(Data about app and page elements)
▽

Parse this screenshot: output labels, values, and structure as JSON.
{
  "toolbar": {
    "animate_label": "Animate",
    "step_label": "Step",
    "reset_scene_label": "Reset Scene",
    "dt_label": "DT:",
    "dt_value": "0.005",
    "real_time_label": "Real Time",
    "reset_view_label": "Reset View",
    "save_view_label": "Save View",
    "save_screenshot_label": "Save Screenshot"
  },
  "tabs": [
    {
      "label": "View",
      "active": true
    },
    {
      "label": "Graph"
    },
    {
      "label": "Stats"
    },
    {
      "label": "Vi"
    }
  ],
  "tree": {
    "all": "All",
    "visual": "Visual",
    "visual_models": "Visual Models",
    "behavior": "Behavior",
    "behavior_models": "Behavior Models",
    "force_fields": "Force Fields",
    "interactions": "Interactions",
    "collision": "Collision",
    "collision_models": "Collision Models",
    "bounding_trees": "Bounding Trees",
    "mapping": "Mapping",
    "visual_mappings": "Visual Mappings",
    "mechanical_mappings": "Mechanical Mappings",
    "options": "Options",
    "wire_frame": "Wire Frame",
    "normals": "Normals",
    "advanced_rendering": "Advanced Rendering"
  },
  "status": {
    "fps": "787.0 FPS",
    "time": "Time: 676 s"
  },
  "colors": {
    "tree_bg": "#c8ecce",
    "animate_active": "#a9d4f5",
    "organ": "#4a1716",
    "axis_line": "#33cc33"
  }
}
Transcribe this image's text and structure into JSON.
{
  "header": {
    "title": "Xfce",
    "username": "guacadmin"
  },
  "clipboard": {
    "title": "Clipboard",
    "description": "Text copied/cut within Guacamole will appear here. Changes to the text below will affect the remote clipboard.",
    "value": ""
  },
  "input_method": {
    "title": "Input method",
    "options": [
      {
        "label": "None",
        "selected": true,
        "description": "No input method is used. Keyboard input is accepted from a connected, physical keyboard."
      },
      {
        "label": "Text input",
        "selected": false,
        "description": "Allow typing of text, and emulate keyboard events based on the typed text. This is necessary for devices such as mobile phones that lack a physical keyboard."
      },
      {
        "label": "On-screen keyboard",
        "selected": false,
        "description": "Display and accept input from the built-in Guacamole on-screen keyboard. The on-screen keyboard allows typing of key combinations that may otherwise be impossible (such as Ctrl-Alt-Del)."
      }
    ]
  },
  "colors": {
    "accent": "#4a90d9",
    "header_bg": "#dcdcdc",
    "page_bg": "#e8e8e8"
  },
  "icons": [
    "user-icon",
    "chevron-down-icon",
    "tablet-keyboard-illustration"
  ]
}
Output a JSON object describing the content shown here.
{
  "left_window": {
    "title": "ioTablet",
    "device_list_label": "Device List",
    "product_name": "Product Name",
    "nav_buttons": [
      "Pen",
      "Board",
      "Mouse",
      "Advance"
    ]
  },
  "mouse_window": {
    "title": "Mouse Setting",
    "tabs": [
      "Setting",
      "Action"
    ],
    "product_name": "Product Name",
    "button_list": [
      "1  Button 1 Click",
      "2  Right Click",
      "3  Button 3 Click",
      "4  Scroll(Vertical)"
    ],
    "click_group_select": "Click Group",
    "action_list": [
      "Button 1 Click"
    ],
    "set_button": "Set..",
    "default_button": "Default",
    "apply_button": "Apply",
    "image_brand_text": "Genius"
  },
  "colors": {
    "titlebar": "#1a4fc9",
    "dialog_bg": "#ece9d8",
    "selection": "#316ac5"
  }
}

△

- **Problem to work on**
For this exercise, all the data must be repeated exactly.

- **Expected answer**
Parse this screenshot: output labels, values, and structure as JSON.
{
  "toolbar": {
    "animate_label": "Animate",
    "step_label": "Step",
    "reset_scene_label": "Reset Scene",
    "dt_label": "DT:",
    "dt_value": "0.005",
    "real_time_label": "Real Time",
    "reset_view_label": "Reset View",
    "save_view_label": "Save View",
    "save_screenshot_label": "Save Screenshot"
  },
  "tabs": [
    {
      "label": "View",
      "active": true
    },
    {
      "label": "Graph"
    },
    {
      "label": "Stats"
    },
    {
      "label": "Vi"
    }
  ],
  "tree": {
    "all": "All",
    "visual": "Visual",
    "visual_models": "Visual Models",
    "behavior": "Behavior",
    "behavior_models": "Behavior Models",
    "force_fields": "Force Fields",
    "interactions": "Interactions",
    "collision": "Collision",
    "collision_models": "Collision Models",
    "bounding_trees": "Bounding Trees",
    "mapping": "Mapping",
    "visual_mappings": "Visual Mappings",
    "mechanical_mappings": "Mechanical Mappings",
    "options": "Options",
    "wire_frame": "Wire Frame",
    "normals": "Normals",
    "advanced_rendering": "Advanced Rendering"
  },
  "status": {
    "fps": "787.0 FPS",
    "time": "Time: 676 s"
  },
  "colors": {
    "tree_bg": "#c8ecce",
    "animate_active": "#a9d4f5",
    "organ": "#4a1716",
    "axis_line": "#33cc33"
  }
}
Transcribe this image's text and structure into JSON.
{
  "header": {
    "title": "Xfce",
    "username": "guacadmin"
  },
  "clipboard": {
    "title": "Clipboard",
    "description": "Text copied/cut within Guacamole will appear here. Changes to the text below will affect the remote clipboard.",
    "value": ""
  },
  "input_method": {
    "title": "Input method",
    "options": [
      {
        "label": "None",
        "selected": true,
        "description": "No input method is used. Keyboard input is accepted from a connected, physical keyboard."
      },
      {
        "label": "Text input",
        "selected": false,
        "description": "Allow typing of text, and emulate keyboard events based on the typed text. This is necessary for devices such as mobile phones that lack a physical keyboard."
      },
      {
        "label": "On-screen keyboard",
        "selected": false,
        "description": "Display and accept input from the built-in Guacamole on-screen keyboard. The on-screen keyboard allows typing of key combinations that may otherwise be impossible (such as Ctrl-Alt-Del)."
      }
    ]
  },
  "colors": {
    "accent": "#4a90d9",
    "header_bg": "#dcdcdc",
    "page_bg": "#e8e8e8"
  },
  "icons": [
    "user-icon",
    "chevron-down-icon",
    "tablet-keyboard-illustration"
  ]
}
Output a JSON object describing the content shown here.
{
  "left_window": {
    "title": "ioTablet",
    "device_list_label": "Device List",
    "product_name": "Product Name",
    "nav_buttons": [
      "Pen",
      "Board",
      "Mouse",
      "Advance"
    ]
  },
  "mouse_window": {
    "title": "Mouse Setting",
    "tabs": [
      "Setting",
      "Action"
    ],
    "product_name": "Product Name",
    "button_list": [
      "1  Button 1 Click",
      "2  Right Click",
      "3  Button 3 Click",
      "4  Scroll(Vertical)"
    ],
    "click_group_select": "Click Group",
    "action_list": [
      "Button 1 Click"
    ],
    "set_button": "Set..",
    "default_button": "Default",
    "apply_button": "Apply",
    "image_brand_text": "Genius"
  },
  "colors": {
    "titlebar": "#1a4fc9",
    "dialog_bg": "#ece9d8",
    "selection": "#316ac5"
  }
}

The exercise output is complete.